The decision to make the dead room a liveable room started with my need to watch Spanish TV every so often. So we pulled out a bookcase from his garage. We situated the television on top of that, fixed the antennas, and voila, I had my dose of Univision available. If I had time usually at the end of the day, I’d go in once in a while and watch it, amidst this room of dead objects. It was pretty damn cold and lonely there.
He eventually found batteries for his life cycle, and has been using that machine to exercise. His goal had been to lose 40 lbs. For the duration of his life, he’d been a thin guy, and his current weight was just all very recent.
In recent weeks, we’d been picking up the cleaning efforts, starting in his backyard and garage. We would weed out plants in his backyard. We would clean his garage, which includes a toilet, a door, a motorcycle, desks, a dryer, lots of furniture, wood, golf clubs, fans, saws, bolts, nuts, nails, stapler guns.
In our cleaning efforts, we would always have a pile of trash, which he kept in a mix of boxes. Instead of overstuffing his trash bin, he would haul off the trash in his sedan to work the next day.
Recently, we started cleaning the liveable room and were able to move some of his tools out of there. The same routine would apply; we’d arrange, re-arrange, decide what to throw out, and he would haul off trash in his sedan to work to dump everything.
Just about one week ago, we did a complete overhaul cleaning of his living room.
In this liveable room, I came face to face with his dead objects, DVDs of Stargate, and he indeed gave me some, Green Day, Motley Crue, objects which made the mess that ate away at his disposition. He gave me boxing gloves that looked like motorcycle gloves.
Everything had to go.
Everything meaning receipts from 1983, old manuals of things he didn’t have.
Everything meaning his first place medals from grade school.
Everything meaning his varsity letter jacket from St. John Bosco.
Everything meaning a picture of him and his pee-wee league baseball team from the 1960s. His dad, a dark Mexican man was coach. To my surprise, there was one Chinese guy in there.
Everything meaning pictures from the 1950s of his aunt and uncle.

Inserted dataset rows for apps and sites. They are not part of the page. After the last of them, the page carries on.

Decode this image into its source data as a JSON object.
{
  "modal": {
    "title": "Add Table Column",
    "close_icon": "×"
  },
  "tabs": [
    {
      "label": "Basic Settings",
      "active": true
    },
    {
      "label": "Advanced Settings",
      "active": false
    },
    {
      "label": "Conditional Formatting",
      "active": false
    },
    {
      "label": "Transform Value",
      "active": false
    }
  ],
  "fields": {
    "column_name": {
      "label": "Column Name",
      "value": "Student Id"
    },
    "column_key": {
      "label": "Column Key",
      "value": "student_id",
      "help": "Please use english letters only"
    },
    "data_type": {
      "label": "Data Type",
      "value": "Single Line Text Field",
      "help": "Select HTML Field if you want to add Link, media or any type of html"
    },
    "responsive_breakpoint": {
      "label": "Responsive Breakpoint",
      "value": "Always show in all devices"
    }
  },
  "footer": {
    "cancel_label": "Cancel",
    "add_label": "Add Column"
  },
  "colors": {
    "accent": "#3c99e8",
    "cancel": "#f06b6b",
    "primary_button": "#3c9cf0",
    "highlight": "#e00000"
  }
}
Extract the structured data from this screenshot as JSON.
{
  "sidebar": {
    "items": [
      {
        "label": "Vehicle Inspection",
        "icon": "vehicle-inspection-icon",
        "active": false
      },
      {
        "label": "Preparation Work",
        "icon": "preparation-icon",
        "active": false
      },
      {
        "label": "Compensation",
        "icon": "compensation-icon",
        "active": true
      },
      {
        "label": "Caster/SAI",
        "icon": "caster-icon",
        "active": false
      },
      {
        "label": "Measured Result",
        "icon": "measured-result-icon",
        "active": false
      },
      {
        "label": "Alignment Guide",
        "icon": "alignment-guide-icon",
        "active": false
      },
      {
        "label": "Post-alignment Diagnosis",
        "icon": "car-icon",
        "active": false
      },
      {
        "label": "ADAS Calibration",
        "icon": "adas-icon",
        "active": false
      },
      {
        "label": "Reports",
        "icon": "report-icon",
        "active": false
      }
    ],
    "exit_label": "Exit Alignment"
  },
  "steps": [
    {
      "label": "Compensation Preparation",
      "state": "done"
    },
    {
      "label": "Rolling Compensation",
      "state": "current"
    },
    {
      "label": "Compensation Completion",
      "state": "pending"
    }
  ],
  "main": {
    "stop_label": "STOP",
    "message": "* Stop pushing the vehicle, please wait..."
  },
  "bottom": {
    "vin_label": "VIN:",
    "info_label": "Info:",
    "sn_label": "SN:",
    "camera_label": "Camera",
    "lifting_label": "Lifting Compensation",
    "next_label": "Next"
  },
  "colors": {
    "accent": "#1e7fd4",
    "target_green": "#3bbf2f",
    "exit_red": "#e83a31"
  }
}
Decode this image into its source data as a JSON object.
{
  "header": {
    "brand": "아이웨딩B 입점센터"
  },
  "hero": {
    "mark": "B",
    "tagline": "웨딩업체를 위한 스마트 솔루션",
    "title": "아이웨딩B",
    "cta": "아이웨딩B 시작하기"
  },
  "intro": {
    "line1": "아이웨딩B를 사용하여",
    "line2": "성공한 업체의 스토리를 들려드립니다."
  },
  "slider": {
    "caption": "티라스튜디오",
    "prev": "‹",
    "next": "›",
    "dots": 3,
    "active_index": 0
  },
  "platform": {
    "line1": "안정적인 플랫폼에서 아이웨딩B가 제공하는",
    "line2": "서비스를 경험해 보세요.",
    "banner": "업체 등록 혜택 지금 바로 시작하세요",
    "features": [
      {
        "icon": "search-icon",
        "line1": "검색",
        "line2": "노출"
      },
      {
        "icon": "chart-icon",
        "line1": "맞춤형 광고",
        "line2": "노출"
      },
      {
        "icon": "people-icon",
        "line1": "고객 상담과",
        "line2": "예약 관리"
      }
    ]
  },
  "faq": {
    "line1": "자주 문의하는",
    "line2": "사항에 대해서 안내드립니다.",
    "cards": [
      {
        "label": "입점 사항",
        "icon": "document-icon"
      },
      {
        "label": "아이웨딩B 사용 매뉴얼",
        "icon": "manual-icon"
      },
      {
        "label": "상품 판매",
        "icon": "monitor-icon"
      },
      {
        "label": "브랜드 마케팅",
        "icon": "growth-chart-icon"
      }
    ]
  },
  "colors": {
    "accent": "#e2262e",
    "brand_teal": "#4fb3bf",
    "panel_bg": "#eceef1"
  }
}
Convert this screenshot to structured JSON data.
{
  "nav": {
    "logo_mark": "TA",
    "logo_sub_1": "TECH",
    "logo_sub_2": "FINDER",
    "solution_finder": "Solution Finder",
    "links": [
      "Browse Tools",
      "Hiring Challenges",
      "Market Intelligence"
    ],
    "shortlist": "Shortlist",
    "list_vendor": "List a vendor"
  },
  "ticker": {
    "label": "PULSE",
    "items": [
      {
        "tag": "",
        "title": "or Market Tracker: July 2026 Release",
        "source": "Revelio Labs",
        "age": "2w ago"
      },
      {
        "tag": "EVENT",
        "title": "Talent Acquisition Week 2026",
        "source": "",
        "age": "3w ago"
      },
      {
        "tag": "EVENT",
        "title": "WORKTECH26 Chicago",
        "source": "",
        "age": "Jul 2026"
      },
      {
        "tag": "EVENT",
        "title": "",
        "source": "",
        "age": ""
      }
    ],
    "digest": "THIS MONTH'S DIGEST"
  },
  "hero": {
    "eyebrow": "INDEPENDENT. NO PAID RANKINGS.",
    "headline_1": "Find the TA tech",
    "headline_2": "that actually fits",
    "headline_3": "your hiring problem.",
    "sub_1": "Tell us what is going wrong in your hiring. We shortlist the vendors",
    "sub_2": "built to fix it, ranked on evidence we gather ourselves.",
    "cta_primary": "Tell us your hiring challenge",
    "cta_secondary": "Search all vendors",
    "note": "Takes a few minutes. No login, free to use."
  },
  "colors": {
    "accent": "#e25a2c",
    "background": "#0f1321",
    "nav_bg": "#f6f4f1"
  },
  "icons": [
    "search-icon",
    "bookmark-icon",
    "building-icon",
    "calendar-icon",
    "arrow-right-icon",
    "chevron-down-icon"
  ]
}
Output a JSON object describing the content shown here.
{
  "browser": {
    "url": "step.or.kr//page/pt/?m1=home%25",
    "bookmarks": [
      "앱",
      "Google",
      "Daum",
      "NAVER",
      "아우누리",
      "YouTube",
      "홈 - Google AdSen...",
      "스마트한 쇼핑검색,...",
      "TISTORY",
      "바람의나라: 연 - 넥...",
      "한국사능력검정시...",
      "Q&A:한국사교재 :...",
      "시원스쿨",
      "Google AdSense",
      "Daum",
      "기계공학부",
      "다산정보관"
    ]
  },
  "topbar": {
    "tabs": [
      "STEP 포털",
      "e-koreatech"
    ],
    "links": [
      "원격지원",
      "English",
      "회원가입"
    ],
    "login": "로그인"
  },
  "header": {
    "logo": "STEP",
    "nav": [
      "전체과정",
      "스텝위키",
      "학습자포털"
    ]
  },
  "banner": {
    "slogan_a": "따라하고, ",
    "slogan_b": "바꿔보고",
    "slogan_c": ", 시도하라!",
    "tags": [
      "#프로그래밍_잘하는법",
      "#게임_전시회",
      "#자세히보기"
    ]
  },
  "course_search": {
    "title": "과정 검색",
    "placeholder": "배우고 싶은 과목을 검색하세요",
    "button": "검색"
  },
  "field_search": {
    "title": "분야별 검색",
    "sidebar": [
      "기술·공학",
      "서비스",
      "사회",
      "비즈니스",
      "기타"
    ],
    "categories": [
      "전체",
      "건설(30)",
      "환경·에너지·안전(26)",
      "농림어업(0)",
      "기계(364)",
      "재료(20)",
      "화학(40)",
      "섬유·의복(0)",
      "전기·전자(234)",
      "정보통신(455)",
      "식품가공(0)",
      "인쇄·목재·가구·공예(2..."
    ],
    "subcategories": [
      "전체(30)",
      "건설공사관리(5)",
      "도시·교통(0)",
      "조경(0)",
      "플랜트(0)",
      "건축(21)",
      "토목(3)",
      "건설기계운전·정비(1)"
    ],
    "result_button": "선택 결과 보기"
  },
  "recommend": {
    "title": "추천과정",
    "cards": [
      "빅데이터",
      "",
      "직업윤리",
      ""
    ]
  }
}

Everything meaning pictures of his mom and her school in the 1930s. He didn’t know who she was in the picture. “She’s not here to point it out to me.”
Everything meaning pictures his mom took from her trips to Montreal and the Northeast.
“I have no family, I have no one to pass it to.”
I was sorely tempted to say that I wanted to say that I would be the one to take those pictures. But I’d barely known him a year in his 59 years, who the hell was I? He was the expert of his own life, right? They were his memories, why should I care?
Everything that wasn’t needed was thrown into a brown cardboard box. The box represented lots of things he was and perhaps held onto for so long, but no longer “needed.”
To him, perhaps it was just extra baggage, which ultimately ended up as trash or as Michael Thompson wrote, “rubbish”, something we only notice when it is in the wrong place.
To me, his objects represented moments in history, each a piece of Chicano, Lakewood, Long Beach history. The baseball team, his hair-cut as a young man, his river rafting guides, his blurry pictures of the Sierra Nevada, all diagnostics and symbols of a reality I never got to know, but can only imagine and now strictly listen to, or perhaps watch online, if available.
I thought about my work at a museum-type place and how what was donated was donated by rich people — subsequently rich people’s histories were represented and celebrated. I thought about how and even softly mentioned that if he were Hugh Hefner or some other old rich celebrity, this stuff would be highly valued. He didn’t pay me any mind.
I didn’t want to pay him any mind. I moved the box of trash to the outside front porch, ready to swoop up the box full of Gilbert’s family history into my car’s trunk.
Gilbert wouldn’t leave though, at least not long enough to where I could walk over to the car without that box and raising his suspicion.
As I inched outside, he told me, as had been the end of our cleaning routine the past few weeks, “I’m gonna take this to work right now.”